A: Seeing the students present their final capstone project results – projects grounded in the community and in real problems facing the architecture, engineering and construction (AEC) sector. It is always so rewarding to see the incredible work the students produce, to see the delight of the host organizations, and to see how far the students have come from that first day of class.
Q: Who gave you the best advice you ever received?
A: The former executive director of a not-for-profit organization I worked for straight out of my undergraduate degree once said, “How you do anything is how you do everything.” That advice has always stuck with me.
Q: What advice do you have for new students?
A: While results and vision are important to a project’s success, do not overlook the process. The connections made between people and the community is where the real magic happens.
Q: Why do you think people should study Sustainable Construction Management Technology?
A: It is now understood that we must eliminate all emissions from the built environment by 2040 if Paris Climate Agreement targets are to be met. To do this, most of the 1.6 trillion square feet of building stock already in existence world-wide will need to be retrofitted for energy performance and all new buildings — an equivalent square footage of an entire New York City constructed every month between now and 2040 — will need to be designed to meet net-zero-carbon building standards. Building professionals with a strong command of sustainable and high-performance building principles are urgently needed to support this transition.
Q: If you could go back in time, is there anything you would do differently?

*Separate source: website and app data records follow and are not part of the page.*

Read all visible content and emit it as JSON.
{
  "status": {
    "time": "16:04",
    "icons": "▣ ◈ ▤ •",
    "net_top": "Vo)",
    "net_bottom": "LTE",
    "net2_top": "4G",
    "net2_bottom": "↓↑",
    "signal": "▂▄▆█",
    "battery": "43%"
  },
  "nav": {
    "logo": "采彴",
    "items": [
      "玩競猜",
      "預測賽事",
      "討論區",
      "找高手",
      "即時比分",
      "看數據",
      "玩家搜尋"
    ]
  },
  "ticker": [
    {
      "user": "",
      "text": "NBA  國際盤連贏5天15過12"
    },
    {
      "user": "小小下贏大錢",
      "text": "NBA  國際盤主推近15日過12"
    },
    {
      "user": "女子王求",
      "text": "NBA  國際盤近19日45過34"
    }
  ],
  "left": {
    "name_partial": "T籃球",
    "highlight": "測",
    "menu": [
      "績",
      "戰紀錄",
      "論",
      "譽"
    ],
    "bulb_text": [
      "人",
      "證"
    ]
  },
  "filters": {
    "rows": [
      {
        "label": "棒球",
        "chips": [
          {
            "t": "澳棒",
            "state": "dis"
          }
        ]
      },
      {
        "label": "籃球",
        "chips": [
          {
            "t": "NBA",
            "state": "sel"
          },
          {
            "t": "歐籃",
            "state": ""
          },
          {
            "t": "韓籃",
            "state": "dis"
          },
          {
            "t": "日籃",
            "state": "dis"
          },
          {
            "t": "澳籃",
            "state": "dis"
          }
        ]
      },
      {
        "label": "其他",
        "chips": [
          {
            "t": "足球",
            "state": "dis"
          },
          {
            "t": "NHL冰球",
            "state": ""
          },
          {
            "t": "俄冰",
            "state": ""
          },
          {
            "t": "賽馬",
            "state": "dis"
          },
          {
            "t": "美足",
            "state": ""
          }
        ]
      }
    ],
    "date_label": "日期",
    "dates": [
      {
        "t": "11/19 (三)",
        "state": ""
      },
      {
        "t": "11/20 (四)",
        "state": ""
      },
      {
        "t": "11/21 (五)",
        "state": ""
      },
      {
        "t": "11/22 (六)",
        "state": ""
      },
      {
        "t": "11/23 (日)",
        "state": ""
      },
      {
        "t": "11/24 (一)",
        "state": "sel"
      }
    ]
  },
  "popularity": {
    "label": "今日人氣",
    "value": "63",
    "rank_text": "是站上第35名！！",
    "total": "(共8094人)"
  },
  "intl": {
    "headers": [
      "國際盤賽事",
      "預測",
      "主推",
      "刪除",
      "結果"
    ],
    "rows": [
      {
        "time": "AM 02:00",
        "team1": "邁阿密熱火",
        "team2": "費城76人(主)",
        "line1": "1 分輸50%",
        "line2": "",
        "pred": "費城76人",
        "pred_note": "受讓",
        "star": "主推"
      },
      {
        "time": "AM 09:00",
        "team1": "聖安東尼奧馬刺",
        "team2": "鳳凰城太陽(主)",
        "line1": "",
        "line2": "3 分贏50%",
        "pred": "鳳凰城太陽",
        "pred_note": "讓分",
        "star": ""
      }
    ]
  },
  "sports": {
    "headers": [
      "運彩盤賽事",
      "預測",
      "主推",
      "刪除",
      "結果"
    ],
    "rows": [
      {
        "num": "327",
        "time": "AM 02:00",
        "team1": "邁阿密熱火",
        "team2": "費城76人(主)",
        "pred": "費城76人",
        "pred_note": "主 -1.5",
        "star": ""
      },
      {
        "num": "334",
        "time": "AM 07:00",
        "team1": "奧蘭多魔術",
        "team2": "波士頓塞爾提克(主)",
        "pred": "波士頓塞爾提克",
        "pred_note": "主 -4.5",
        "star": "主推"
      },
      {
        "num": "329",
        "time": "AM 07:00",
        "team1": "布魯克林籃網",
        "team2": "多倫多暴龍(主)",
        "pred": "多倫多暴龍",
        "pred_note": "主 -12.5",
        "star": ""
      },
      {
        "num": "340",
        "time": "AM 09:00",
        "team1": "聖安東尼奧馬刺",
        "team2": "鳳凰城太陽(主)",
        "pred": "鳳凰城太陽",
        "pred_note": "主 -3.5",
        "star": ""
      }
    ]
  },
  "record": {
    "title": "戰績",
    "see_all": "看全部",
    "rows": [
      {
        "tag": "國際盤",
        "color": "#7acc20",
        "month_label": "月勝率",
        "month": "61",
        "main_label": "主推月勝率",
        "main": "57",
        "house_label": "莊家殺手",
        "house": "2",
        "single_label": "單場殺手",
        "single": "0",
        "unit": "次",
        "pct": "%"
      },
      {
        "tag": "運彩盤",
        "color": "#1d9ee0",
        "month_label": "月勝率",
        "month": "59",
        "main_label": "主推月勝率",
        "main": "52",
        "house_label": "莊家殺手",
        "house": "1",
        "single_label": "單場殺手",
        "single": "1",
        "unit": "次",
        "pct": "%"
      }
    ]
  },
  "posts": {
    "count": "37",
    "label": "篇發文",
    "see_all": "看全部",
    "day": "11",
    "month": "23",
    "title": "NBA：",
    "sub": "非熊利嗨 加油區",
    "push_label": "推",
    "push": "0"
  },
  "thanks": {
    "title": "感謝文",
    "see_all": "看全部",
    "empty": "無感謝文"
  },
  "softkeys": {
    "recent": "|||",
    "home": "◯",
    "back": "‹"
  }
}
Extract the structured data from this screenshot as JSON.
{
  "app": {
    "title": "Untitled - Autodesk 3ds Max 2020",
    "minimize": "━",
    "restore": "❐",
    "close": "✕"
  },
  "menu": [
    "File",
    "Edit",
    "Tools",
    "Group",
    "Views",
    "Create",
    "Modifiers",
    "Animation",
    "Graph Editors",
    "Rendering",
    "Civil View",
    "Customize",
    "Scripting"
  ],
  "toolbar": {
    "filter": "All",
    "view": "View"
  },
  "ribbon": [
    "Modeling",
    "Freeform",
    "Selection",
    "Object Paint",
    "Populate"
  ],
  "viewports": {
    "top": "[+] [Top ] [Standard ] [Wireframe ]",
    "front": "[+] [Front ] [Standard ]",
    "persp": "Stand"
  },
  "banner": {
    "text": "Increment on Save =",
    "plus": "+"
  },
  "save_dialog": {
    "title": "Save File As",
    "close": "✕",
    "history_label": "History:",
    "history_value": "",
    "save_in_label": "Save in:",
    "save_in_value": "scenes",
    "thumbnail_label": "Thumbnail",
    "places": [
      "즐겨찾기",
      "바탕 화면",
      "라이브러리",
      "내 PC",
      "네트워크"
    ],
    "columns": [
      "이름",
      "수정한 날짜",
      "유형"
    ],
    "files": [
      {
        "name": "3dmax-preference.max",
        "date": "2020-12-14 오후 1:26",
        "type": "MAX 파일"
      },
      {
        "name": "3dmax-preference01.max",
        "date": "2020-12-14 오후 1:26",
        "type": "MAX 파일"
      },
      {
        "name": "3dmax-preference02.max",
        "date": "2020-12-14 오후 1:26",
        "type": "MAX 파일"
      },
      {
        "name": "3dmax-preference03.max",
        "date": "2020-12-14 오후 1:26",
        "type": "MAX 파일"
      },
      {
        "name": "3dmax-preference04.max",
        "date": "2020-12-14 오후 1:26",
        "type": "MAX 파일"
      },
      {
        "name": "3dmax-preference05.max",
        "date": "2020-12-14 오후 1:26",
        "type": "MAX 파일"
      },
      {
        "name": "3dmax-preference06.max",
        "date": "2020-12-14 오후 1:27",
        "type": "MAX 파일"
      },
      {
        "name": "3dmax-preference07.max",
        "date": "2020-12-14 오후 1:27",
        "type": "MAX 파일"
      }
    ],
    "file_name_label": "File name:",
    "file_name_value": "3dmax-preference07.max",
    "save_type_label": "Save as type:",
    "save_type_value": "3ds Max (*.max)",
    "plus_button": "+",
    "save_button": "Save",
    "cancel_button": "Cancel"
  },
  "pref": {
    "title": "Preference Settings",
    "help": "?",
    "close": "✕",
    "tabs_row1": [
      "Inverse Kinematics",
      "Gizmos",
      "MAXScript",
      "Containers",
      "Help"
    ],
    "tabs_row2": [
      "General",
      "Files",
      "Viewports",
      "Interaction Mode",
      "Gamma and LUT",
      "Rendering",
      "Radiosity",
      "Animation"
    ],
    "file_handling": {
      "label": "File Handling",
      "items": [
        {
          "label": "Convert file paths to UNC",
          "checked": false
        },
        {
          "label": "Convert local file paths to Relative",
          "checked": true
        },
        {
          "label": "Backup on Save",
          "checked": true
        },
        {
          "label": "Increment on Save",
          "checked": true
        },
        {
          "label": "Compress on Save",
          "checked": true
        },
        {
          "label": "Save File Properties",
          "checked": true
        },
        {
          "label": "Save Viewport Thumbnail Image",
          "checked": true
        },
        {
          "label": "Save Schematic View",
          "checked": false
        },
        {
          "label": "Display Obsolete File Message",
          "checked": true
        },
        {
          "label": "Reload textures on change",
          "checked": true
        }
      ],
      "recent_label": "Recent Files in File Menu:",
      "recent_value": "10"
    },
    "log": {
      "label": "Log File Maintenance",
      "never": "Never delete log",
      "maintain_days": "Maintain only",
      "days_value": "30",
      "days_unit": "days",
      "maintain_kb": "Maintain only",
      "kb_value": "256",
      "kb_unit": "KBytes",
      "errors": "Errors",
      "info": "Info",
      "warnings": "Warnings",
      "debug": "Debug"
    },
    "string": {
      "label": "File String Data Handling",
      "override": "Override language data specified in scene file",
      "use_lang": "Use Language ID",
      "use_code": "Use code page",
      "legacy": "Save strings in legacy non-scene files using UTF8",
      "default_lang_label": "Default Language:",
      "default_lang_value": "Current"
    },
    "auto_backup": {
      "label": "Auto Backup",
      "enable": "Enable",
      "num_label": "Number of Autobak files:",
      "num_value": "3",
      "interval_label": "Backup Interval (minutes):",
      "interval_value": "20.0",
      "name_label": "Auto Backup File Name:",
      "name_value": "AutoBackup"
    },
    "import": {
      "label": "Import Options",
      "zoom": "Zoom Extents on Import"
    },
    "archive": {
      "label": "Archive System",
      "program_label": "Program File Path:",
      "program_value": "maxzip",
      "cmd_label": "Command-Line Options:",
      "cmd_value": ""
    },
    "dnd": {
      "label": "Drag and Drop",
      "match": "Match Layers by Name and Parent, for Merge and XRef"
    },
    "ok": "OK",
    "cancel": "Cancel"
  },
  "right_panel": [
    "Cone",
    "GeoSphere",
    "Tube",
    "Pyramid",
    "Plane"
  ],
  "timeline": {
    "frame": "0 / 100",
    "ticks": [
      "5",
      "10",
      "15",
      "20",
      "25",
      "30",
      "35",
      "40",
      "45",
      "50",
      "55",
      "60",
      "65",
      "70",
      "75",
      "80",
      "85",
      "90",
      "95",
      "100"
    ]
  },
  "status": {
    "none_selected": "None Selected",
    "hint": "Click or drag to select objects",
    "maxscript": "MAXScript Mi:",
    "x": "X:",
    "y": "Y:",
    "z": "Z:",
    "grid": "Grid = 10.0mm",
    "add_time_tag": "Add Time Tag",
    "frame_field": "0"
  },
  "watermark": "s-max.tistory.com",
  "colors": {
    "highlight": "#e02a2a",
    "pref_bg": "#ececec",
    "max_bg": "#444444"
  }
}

A: I would read more fiction … and spend more time gathering stories from my elders.
Q: Where are you the happiest?
A: On my bicycle, riding long distances with friends.